It was meeting ‘Men’s Action Network’ that inspired me to make Born and Reared. I had met this men’s group in 2014, they gathered to discuss various issues, including alcoholism, depression and stress. Many of their anxieties stemmed from their experiences during the recent ‘troubles’ in Northern Ireland.

I wanted through film to explore whether political peace in Northern Ireland had led to human peace. How do you go from being a ‘soldier,’ a member of an organisation, or a victim of war, back to being a taxi driver or a labourer?

Why men? 

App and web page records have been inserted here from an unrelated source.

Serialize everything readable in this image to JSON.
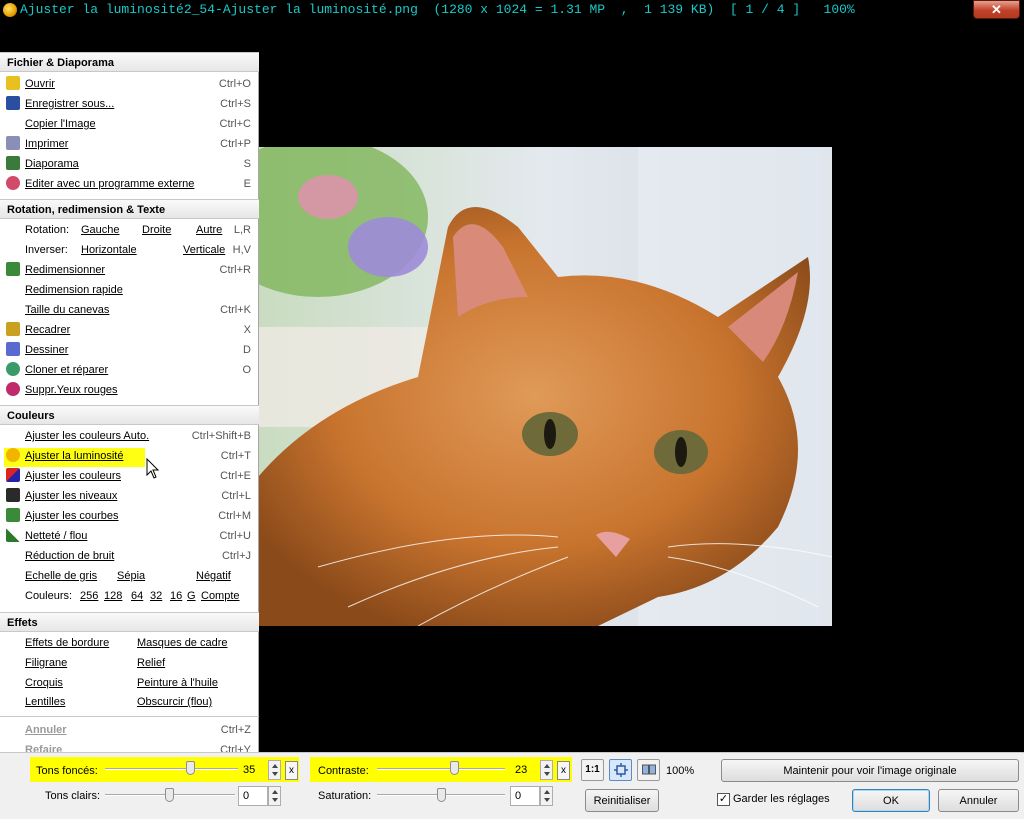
{
  "window": {
    "title": "Ajuster la luminosité2_54-Ajuster la luminosité.png  (1280 x 1024 = 1.31 MP  ,  1 139 KB)  [ 1 / 4 ]   100%",
    "close": "✕"
  },
  "menu": {
    "file": {
      "header": "Fichier & Diaporama",
      "items": [
        {
          "label": "Ouvrir",
          "shortcut": "Ctrl+O"
        },
        {
          "label": "Enregistrer sous...",
          "shortcut": "Ctrl+S"
        },
        {
          "label": "Copier l'Image",
          "shortcut": "Ctrl+C"
        },
        {
          "label": "Imprimer",
          "shortcut": "Ctrl+P"
        },
        {
          "label": "Diaporama",
          "shortcut": "S"
        },
        {
          "label": "Editer avec un programme externe",
          "shortcut": "E"
        }
      ]
    },
    "rotation": {
      "header": "Rotation, redimension & Texte",
      "rotation_label": "Rotation:",
      "gauche": "Gauche",
      "droite": "Droite",
      "autre": "Autre",
      "rotation_shortcut": "L,R",
      "inverser_label": "Inverser:",
      "horizontale": "Horizontale",
      "verticale": "Verticale",
      "inverser_shortcut": "H,V",
      "items": [
        {
          "label": "Redimensionner",
          "shortcut": "Ctrl+R"
        },
        {
          "label": "Redimension rapide",
          "shortcut": ""
        },
        {
          "label": "Taille du canevas",
          "shortcut": "Ctrl+K"
        },
        {
          "label": "Recadrer",
          "shortcut": "X"
        },
        {
          "label": "Dessiner",
          "shortcut": "D"
        },
        {
          "label": "Cloner et réparer",
          "shortcut": "O"
        },
        {
          "label": "Suppr.Yeux rouges",
          "shortcut": ""
        }
      ]
    },
    "couleurs": {
      "header": "Couleurs",
      "items": [
        {
          "label": "Ajuster les couleurs Auto.",
          "shortcut": "Ctrl+Shift+B"
        },
        {
          "label": "Ajuster la luminosité",
          "shortcut": "Ctrl+T"
        },
        {
          "label": "Ajuster les couleurs",
          "shortcut": "Ctrl+E"
        },
        {
          "label": "Ajuster les niveaux",
          "shortcut": "Ctrl+L"
        },
        {
          "label": "Ajuster les courbes",
          "shortcut": "Ctrl+M"
        },
        {
          "label": "Netteté / flou",
          "shortcut": "Ctrl+U"
        },
        {
          "label": "Réduction de bruit",
          "shortcut": "Ctrl+J"
        }
      ],
      "echelle": "Echelle de gris",
      "sepia": "Sépia",
      "negatif": "Négatif",
      "couleurs_label": "Couleurs:",
      "couleurs_opts": [
        "256",
        "128",
        "64",
        "32",
        "16",
        "G",
        "Compte"
      ]
    },
    "effets": {
      "header": "Effets",
      "items": [
        [
          "Effets de bordure",
          "Masques de cadre"
        ],
        [
          "Filigrane",
          "Relief"
        ],
        [
          "Croquis",
          "Peinture à l'huile"
        ],
        [
          "Lentilles",
          "Obscurcir (flou)"
        ]
      ]
    },
    "edit": {
      "annuler": "Annuler",
      "annuler_sc": "Ctrl+Z",
      "refaire": "Refaire",
      "refaire_sc": "Ctrl+Y"
    }
  },
  "controls": {
    "tons_fonces": {
      "label": "Tons foncés:",
      "value": "35",
      "reset": "x"
    },
    "contraste": {
      "label": "Contraste:",
      "value": "23",
      "reset": "x"
    },
    "tons_clairs": {
      "label": "Tons clairs:",
      "value": "0"
    },
    "saturation": {
      "label": "Saturation:",
      "value": "0"
    },
    "one_to_one": "1:1",
    "zoom": "100%",
    "maintain_btn": "Maintenir pour voir l'image originale",
    "reset_btn": "Reinitialiser",
    "keep_settings": "Garder les réglages",
    "ok": "OK",
    "cancel": "Annuler"
  },
  "colors": {
    "highlight": "#ffff00",
    "title": "#19c9c9"
  }
}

I was struck by the lack of spaces for men to talk. I was also conscious of the stereotype that assumes women to be the emotional ones, free’er to express their feelings and process their pasts. I wanted to see if I could encourage men to do this by opening up and telling the truth about their journey’s and in doing so tell a contemporary story about masculinity and the reconstruction of a post war identity.

The themes explored in Born and Reared seem particularly relevant today in July 2016, following the recent referendum in the UK. In recent weeks the country has been split in it’s opinion over whether to stay in Europe, or not.  The vote has revealed a deep sense of anger across the most deprived parts of the country. The result of this referendum leaves Northern Ireland and the peace process in a precarious place. The border with Ireland will be the only land border between the UK and Europe and no one yet knows what this will mean. Northern Ireland will feel the impact of this decision arguably more than any other part of the UK and the peace that so many have strived for over the past 18 years is now under threat once again, making these men’s stories in Born and Reared all the more poignant.

Henrietta Norton


The IFI is supported
by The Arts Council

Arts Council of Ireland